You’re concerned that a child is being abused
If you’re concerned that a child is being abused, you should report it so that the child can be protected. This page tells you more about what to do if you’re concerned that a child is being abused.
You may be concerned that your child is being abused by someone:
- in your own family
- outside the family, like a teacher, sports coach or babysitter
- on the internet, for example, you’re concerned that your child is being groomed or bullied on social media websites.
You may be concerned about a neighbour or a friend's child or that a member of your family is abusing a child.
If it’s your own child who is being abused, you have a legal responsibility to get help to keep your child safe. If you don’t take steps to protect your child, in serious cases the child could be taken away into care.
If you’re a professional coming into contact with children, you have a legal duty to report concerns to social services or the police. You should check the child protection protocols that apply to your workplace.
Otherwise, you don’t have a legal responsibility to report concerns about child abuse. But remember that taking action can stop the abuse. The child will then be able to get help to recover. Reporting concerns can also lead to the abuser being stopped from abusing other children.
If you suspect abuse
There are many warning signs that a child might be being abused, even if they don’t tell you directly. For more information about the signs that a child is being abused, contact a specialist organisation such as the NSPCC or Stop It Now. Stop It Now supports adults who are worried someone might be abusing a child.
If a child discloses abuse to you
If you think a child is trying to tell you about an abusive situation, it’s important to respond promptly.
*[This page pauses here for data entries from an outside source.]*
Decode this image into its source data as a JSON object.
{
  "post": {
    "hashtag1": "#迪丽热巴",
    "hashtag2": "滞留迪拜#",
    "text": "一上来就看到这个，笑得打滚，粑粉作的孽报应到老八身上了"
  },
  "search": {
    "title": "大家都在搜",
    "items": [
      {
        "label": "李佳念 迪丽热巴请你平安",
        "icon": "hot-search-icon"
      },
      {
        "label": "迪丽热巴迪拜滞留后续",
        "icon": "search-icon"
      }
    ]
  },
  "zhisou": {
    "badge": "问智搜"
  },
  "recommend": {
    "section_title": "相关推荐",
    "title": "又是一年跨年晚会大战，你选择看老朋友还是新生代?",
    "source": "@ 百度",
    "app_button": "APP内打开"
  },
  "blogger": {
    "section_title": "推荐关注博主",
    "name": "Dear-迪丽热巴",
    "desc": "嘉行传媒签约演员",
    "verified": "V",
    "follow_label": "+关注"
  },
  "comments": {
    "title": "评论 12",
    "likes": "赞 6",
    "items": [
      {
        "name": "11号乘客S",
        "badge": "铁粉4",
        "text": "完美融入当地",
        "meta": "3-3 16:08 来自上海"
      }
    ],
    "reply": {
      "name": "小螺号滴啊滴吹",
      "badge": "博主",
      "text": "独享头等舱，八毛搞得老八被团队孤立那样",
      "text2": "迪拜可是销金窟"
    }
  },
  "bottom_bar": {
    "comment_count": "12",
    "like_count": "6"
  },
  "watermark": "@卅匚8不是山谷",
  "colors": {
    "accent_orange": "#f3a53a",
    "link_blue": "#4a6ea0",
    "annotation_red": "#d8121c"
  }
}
If a child trusts you enough to tell you about abuse, you must remember that they rarely lie about such things and it’s important that they feel supported – don’t dismiss their claims or put them off talking about it. For more information about how to deal with a child who discloses abuse to you, contact a specialist organisation such as the NSPCC or Stop it Now.
If you’re a victim of domestic abuse
In some cases where a child is being abused, a parent may also be suffering domestic abuse from the abuser. Also if one parent is being abused by another, this may in itself amount to child abuse, if, for example, the child is seeing or hearing violence or other abuse. If you’re a woman in this situation, you may want to consider moving with your children to a women's refuge.
Whether you’re a man or a woman suffering from domestic abuse, you may be able to get emergency accommodation from the local authority. Or you could apply to court for an order to:
- prevent the abuse
- remove the abuser from the home, whatever their legal rights to live in the property.
In this situation, the court can also grant an order not to harm a child who’s living with the abused adult who’s applying for the order. To apply for a court order, you’ll need legal advice from a specialist. You may get legal aid. You should also try to get support from a specialist organisation.
Reporting child abuse
If you want to report an incident or suspicion of abuse, you can contact:
- the local authority child protection team – even outside normal office hours
- the police – call 999 in an emergency or otherwise 101
- the Child Exploitation and Online Protection Centre (CEOP). This is the UK’s national police agency for dealing with child protection, particularly online abuse. If you’re worried about someone’s behaviour towards a child online, you can report this online at www.ceop.police.uk
- the NSPCC
- other agencies which come into contact with children, for example, the child’s school, GP or youth worker
- a specialist organisation like Stop it Now.
If you’re worried about a child, you don’t have to wait until you are certain that they are being abused. You can report your concerns anonymously and they will be listened to and assessed. Action will be taken if the child is considered at risk of harm
What if you don’t have much information?
You should still report your concerns and give any information that could be of help. For example, you may have simply seen the child being abused on the bus, but there might be information that can help, such as the bus route number and where the child got on the bus. All of these details may be useful in helping to identify a child. You may not be the only person who has got in touch with concerns, and every extra detail could help.
Taking direct action against the abuser
If you’re the parent of a child who has been abused, you may want to confront the abuser or take direct action against them. For example, you may want to start a campaign against a worker in a local nursery who is suspected of abusing children. You need to be sure that you have considered all the implications of this option. For example, if the abuser is already being prosecuted, a campaign may have the unwanted result of them being found not guilty. In any case, you may be mistaken and start direct action against someone who didn’t abuse a child. You are strongly advised to talk to a specialist organisation before you take direct action against someone you think has abused a child.
Getting advice and support
If you find out that your child has been abused, as well as taking action to protect the child, it’s very important for you to get support for yourself and for the child from a specialist organisation like the NSPCC or Stop it Now. This is even more important if the abuser is a member of your own family.
You may find it very difficult to deal with the effects of past abuse on the child. For example, a child may be suffering flash-backs, or their behaviour may be difficult to deal with. If this is happening, you could ask the local authority for specialist support, financial help or counselling. The local authority and the health authority both have a legal duty to provide services for the families of children in need, including families where the children are experiencing trauma following abuse.
You may want legal advice about what steps to take as a result of the abuse. For example, you might want advice about stopping your child’s contact with the person who is abusing them. Contact a specialist solicitor.You might get legal aid.